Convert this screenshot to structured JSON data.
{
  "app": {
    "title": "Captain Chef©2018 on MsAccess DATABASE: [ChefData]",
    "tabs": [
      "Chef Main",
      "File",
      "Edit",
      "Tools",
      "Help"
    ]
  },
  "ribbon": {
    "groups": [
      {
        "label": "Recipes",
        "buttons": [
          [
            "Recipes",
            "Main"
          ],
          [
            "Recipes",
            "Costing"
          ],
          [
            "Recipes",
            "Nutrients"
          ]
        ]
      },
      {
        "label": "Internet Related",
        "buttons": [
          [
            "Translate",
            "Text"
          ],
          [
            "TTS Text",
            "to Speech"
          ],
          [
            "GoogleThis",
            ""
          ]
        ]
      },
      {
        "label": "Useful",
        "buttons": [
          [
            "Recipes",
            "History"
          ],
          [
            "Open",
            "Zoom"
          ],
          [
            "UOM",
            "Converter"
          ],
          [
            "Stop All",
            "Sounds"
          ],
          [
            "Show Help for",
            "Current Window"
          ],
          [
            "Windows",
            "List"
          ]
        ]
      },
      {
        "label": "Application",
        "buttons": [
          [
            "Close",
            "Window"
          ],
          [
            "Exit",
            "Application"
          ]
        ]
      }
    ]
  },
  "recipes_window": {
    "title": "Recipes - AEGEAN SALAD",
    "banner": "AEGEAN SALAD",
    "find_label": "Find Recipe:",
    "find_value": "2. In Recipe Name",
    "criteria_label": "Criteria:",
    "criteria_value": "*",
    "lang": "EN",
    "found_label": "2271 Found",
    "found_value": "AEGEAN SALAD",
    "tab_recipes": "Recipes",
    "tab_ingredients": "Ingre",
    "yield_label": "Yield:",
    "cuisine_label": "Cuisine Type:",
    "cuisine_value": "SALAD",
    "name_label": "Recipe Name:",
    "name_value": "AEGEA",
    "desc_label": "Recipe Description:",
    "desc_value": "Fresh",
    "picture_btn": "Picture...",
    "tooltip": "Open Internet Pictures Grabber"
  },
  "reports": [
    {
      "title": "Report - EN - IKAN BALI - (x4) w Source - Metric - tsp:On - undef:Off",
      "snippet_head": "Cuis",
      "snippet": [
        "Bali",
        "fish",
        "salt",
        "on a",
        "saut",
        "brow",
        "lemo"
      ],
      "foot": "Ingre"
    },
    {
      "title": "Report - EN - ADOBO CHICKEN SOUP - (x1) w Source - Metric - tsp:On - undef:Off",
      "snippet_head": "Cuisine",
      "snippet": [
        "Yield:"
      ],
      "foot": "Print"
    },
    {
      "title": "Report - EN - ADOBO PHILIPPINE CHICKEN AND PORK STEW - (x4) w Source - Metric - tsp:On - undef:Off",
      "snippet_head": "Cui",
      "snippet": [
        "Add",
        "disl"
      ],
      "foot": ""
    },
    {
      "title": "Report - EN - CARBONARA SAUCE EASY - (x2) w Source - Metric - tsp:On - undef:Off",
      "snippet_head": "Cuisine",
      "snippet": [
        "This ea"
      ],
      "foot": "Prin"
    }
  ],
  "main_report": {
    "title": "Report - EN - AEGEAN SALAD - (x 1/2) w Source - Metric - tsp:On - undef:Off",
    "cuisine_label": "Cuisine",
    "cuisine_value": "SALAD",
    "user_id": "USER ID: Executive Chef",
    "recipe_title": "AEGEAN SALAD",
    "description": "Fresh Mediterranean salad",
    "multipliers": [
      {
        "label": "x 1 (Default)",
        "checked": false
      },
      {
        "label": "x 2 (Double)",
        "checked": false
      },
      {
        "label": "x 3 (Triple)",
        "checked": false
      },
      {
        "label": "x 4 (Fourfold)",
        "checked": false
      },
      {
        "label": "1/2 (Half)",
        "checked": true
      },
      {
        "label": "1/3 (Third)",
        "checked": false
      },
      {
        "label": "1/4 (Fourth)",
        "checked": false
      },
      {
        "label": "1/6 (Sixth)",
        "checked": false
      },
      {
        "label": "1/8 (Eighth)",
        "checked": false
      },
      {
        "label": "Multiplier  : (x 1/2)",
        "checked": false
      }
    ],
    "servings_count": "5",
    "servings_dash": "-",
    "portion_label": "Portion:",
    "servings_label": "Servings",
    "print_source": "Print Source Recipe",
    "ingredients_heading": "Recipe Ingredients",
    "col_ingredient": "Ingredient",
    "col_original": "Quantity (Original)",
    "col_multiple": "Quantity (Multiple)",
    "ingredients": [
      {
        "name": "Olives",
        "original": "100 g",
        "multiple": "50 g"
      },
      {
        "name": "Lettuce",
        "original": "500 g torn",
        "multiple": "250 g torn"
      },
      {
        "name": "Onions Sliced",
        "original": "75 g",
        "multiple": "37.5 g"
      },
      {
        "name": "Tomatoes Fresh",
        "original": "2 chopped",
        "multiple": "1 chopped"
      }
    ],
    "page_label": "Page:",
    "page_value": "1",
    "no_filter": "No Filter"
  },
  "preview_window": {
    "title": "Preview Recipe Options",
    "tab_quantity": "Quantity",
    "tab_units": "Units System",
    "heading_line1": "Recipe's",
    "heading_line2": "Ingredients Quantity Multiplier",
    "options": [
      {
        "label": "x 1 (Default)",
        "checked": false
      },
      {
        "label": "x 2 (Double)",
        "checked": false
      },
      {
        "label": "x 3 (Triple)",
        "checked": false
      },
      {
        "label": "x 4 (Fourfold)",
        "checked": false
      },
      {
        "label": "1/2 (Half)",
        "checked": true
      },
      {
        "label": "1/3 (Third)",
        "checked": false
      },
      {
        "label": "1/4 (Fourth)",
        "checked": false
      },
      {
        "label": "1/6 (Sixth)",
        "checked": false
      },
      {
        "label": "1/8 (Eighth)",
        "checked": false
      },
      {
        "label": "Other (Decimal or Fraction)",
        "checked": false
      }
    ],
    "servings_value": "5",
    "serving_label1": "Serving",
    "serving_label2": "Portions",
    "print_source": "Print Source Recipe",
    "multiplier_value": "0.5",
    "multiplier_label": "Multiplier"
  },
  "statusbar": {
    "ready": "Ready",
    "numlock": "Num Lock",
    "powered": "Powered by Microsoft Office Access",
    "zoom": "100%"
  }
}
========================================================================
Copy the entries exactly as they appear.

**SOLVED EXERCISE:**
Convert this screenshot to structured JSON data.
{
  "app": {
    "title": "Captain Chef©2018 on MsAccess DATABASE: [ChefData]",
    "tabs": [
      "Chef Main",
      "File",
      "Edit",
      "Tools",
      "Help"
    ]
  },
  "ribbon": {
    "groups": [
      {
        "label": "Recipes",
        "buttons": [
          [
            "Recipes",
            "Main"
          ],
          [
            "Recipes",
            "Costing"
          ],
          [
            "Recipes",
            "Nutrients"
          ]
        ]
      },
      {
        "label": "Internet Related",
        "buttons": [
          [
            "Translate",
            "Text"
          ],
          [
            "TTS Text",
            "to Speech"
          ],
          [
            "GoogleThis",
            ""
          ]
        ]
      },
      {
        "label": "Useful",
        "buttons": [
          [
            "Recipes",
            "History"
          ],
          [
            "Open",
            "Zoom"
          ],
          [
            "UOM",
            "Converter"
          ],
          [
            "Stop All",
            "Sounds"
          ],
          [
            "Show Help for",
            "Current Window"
          ],
          [
            "Windows",
            "List"
          ]
        ]
      },
      {
        "label": "Application",
        "buttons": [
          [
            "Close",
            "Window"
          ],
          [
            "Exit",
            "Application"
          ]
        ]
      }
    ]
  },
  "recipes_window": {
    "title": "Recipes - AEGEAN SALAD",
    "banner": "AEGEAN SALAD",
    "find_label": "Find Recipe:",
    "find_value": "2. In Recipe Name",
    "criteria_label": "Criteria:",
    "criteria_value": "*",
    "lang": "EN",
    "found_label": "2271 Found",
    "found_value": "AEGEAN SALAD",
    "tab_recipes": "Recipes",
    "tab_ingredients": "Ingre",
    "yield_label": "Yield:",
    "cuisine_label": "Cuisine Type:",
    "cuisine_value": "SALAD",
    "name_label": "Recipe Name:",
    "name_value": "AEGEA",
    "desc_label": "Recipe Description:",
    "desc_value": "Fresh",
    "picture_btn": "Picture...",
    "tooltip": "Open Internet Pictures Grabber"
  },
  "reports": [
    {
      "title": "Report - EN - IKAN BALI - (x4) w Source - Metric - tsp:On - undef:Off",
      "snippet_head": "Cuis",
      "snippet": [
        "Bali",
        "fish",
        "salt",
        "on a",
        "saut",
        "brow",
        "lemo"
      ],
      "foot": "Ingre"
    },
    {
      "title": "Report - EN - ADOBO CHICKEN SOUP - (x1) w Source - Metric - tsp:On - undef:Off",
      "snippet_head": "Cuisine",
      "snippet": [
        "Yield:"
      ],
      "foot": "Print"
    },
    {
      "title": "Report - EN - ADOBO PHILIPPINE CHICKEN AND PORK STEW - (x4) w Source - Metric - tsp:On - undef:Off",
      "snippet_head": "Cui",
      "snippet": [
        "Add",
        "disl"
      ],
      "foot": ""
    },
    {
      "title": "Report - EN - CARBONARA SAUCE EASY - (x2) w Source - Metric - tsp:On - undef:Off",
      "snippet_head": "Cuisine",
      "snippet": [
        "This ea"
      ],
      "foot": "Prin"
    }
  ],
  "main_report": {
    "title": "Report - EN - AEGEAN SALAD - (x 1/2) w Source - Metric - tsp:On - undef:Off",
    "cuisine_label": "Cuisine",
    "cuisine_value": "SALAD",
    "user_id": "USER ID: Executive Chef",
    "recipe_title": "AEGEAN SALAD",
    "description": "Fresh Mediterranean salad",
    "multipliers": [
      {
        "label": "x 1 (Default)",
        "checked": false
      },
      {
        "label": "x 2 (Double)",
        "checked": false
      },
      {
        "label": "x 3 (Triple)",
        "checked": false
      },
      {
        "label": "x 4 (Fourfold)",
        "checked": false
      },
      {
        "label": "1/2 (Half)",
        "checked": true
      },
      {
        "label": "1/3 (Third)",
        "checked": false
      },
      {
        "label": "1/4 (Fourth)",
        "checked": false
      },
      {
        "label": "1/6 (Sixth)",
        "checked": false
      },
      {
        "label": "1/8 (Eighth)",
        "checked": false
      },
      {
        "label": "Multiplier  : (x 1/2)",
        "checked": false
      }
    ],
    "servings_count": "5",
    "servings_dash": "-",
    "portion_label": "Portion:",
    "servings_label": "Servings",
    "print_source": "Print Source Recipe",
    "ingredients_heading": "Recipe Ingredients",
    "col_ingredient": "Ingredient",
    "col_original": "Quantity (Original)",
    "col_multiple": "Quantity (Multiple)",
    "ingredients": [
      {
        "name": "Olives",
        "original": "100 g",
        "multiple": "50 g"
      },
      {
        "name": "Lettuce",
        "original": "500 g torn",
        "multiple": "250 g torn"
      },
      {
        "name": "Onions Sliced",
        "original": "75 g",
        "multiple": "37.5 g"
      },
      {
        "name": "Tomatoes Fresh",
        "original": "2 chopped",
        "multiple": "1 chopped"
      }
    ],
    "page_label": "Page:",
    "page_value": "1",
    "no_filter": "No Filter"
  },
  "preview_window": {
    "title": "Preview Recipe Options",
    "tab_quantity": "Quantity",
    "tab_units": "Units System",
    "heading_line1": "Recipe's",
    "heading_line2": "Ingredients Quantity Multiplier",
    "options": [
      {
        "label": "x 1 (Default)",
        "checked": false
      },
      {
        "label": "x 2 (Double)",
        "checked": false
      },
      {
        "label": "x 3 (Triple)",
        "checked": false
      },
      {
        "label": "x 4 (Fourfold)",
        "checked": false
      },
      {
        "label": "1/2 (Half)",
        "checked": true
      },
      {
        "label": "1/3 (Third)",
        "checked": false
      },
      {
        "label": "1/4 (Fourth)",
        "checked": false
      },
      {
        "label": "1/6 (Sixth)",
        "checked": false
      },
      {
        "label": "1/8 (Eighth)",
        "checked": false
      },
      {
        "label": "Other (Decimal or Fraction)",
        "checked": false
      }
    ],
    "servings_value": "5",
    "serving_label1": "Serving",
    "serving_label2": "Portions",
    "print_source": "Print Source Recipe",
    "multiplier_value": "0.5",
    "multiplier_label": "Multiplier"
  },
  "statusbar": {
    "ready": "Ready",
    "numlock": "Num Lock",
    "powered": "Powered by Microsoft Office Access",
    "zoom": "100%"
  }
}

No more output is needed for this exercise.